[WORK ITEM] Report how many lines below contain the word "candlestick", giving the number and no other words.

# # # # #

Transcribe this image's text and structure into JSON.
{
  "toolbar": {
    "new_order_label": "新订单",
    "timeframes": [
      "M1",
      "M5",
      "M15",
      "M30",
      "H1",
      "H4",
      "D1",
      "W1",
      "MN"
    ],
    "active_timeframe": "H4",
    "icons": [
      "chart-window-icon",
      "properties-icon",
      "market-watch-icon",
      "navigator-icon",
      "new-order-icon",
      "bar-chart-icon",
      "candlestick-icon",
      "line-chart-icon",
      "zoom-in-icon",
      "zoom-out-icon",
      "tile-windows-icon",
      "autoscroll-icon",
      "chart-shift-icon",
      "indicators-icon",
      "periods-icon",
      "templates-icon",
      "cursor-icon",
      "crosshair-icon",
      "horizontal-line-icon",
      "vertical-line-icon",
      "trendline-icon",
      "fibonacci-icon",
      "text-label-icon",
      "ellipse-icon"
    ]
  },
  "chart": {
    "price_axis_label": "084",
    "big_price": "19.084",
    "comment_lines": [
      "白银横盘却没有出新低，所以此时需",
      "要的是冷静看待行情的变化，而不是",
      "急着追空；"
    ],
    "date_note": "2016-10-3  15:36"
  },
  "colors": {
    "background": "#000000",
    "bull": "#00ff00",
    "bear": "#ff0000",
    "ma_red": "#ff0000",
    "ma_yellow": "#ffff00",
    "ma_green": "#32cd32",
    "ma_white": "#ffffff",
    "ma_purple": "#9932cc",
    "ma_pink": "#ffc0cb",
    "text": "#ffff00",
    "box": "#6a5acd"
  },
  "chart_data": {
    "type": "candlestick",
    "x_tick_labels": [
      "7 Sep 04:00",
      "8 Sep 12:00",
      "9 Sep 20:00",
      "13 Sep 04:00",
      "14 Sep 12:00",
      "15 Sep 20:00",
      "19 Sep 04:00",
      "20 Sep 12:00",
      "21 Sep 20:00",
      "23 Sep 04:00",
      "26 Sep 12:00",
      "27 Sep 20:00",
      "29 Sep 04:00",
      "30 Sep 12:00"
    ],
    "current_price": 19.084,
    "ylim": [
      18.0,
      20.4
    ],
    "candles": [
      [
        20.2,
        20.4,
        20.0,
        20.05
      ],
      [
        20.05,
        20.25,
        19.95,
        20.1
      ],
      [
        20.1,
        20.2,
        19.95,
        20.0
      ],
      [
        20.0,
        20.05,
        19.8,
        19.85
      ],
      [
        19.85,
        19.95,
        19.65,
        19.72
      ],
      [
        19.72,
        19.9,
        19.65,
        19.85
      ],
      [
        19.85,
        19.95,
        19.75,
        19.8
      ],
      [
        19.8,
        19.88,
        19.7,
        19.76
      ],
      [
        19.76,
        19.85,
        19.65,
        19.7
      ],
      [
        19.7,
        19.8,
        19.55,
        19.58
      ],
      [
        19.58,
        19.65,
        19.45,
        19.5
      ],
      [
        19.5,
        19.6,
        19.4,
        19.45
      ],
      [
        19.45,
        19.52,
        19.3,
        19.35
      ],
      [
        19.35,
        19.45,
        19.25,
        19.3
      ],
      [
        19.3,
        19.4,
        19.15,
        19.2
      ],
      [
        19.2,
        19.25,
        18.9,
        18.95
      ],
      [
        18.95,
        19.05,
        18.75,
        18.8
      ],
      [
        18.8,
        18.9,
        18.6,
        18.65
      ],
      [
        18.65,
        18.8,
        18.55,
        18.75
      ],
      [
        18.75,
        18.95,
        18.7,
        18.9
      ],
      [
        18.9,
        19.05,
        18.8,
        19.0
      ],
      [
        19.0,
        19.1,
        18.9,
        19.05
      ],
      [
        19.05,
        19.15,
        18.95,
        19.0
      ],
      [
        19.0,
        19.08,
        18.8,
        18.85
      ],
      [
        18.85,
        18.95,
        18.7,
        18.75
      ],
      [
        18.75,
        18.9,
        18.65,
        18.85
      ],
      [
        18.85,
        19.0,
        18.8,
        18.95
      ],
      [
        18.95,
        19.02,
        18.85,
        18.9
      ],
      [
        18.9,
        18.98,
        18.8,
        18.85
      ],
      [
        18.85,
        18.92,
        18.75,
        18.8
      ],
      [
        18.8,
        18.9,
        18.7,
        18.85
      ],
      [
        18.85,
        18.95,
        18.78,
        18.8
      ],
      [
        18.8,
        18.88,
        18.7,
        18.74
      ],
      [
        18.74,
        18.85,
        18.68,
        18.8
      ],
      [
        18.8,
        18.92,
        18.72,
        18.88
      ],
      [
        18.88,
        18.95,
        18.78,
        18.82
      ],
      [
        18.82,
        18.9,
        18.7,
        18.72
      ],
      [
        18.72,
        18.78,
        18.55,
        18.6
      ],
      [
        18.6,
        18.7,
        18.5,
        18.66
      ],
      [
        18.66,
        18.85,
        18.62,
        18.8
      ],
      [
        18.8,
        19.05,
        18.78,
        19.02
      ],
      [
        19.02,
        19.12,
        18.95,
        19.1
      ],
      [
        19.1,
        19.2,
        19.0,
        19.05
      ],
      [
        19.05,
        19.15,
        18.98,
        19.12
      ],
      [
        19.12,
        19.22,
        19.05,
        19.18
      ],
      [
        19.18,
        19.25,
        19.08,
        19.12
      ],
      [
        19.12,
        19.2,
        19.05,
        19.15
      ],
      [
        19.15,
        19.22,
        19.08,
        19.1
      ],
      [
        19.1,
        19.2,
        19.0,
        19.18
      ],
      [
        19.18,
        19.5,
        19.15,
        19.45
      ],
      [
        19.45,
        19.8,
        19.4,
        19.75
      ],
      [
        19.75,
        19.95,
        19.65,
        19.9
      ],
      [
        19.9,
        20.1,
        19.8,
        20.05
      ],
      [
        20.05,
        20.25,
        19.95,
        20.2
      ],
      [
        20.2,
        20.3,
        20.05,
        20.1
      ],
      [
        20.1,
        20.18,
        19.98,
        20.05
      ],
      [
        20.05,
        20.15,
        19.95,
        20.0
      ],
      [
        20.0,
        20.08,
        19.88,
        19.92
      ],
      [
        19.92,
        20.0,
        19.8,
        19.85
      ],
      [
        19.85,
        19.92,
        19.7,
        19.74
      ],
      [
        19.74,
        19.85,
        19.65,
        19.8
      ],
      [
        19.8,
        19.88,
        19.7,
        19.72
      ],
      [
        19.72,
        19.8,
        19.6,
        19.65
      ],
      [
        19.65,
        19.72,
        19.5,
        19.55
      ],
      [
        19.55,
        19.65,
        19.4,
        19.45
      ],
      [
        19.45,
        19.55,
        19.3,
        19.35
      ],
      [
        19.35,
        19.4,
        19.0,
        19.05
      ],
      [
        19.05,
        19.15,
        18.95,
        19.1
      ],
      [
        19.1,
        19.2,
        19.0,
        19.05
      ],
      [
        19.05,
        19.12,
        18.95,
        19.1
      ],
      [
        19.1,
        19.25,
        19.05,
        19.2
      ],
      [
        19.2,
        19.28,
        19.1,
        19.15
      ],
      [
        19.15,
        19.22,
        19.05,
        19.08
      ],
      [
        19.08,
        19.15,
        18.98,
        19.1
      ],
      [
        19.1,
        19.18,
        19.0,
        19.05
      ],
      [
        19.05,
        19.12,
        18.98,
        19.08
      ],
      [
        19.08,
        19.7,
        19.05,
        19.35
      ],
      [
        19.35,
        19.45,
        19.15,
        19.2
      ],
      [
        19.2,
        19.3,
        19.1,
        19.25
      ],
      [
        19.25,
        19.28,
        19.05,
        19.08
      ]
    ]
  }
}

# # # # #

[EXERCISE SOLUTION] 2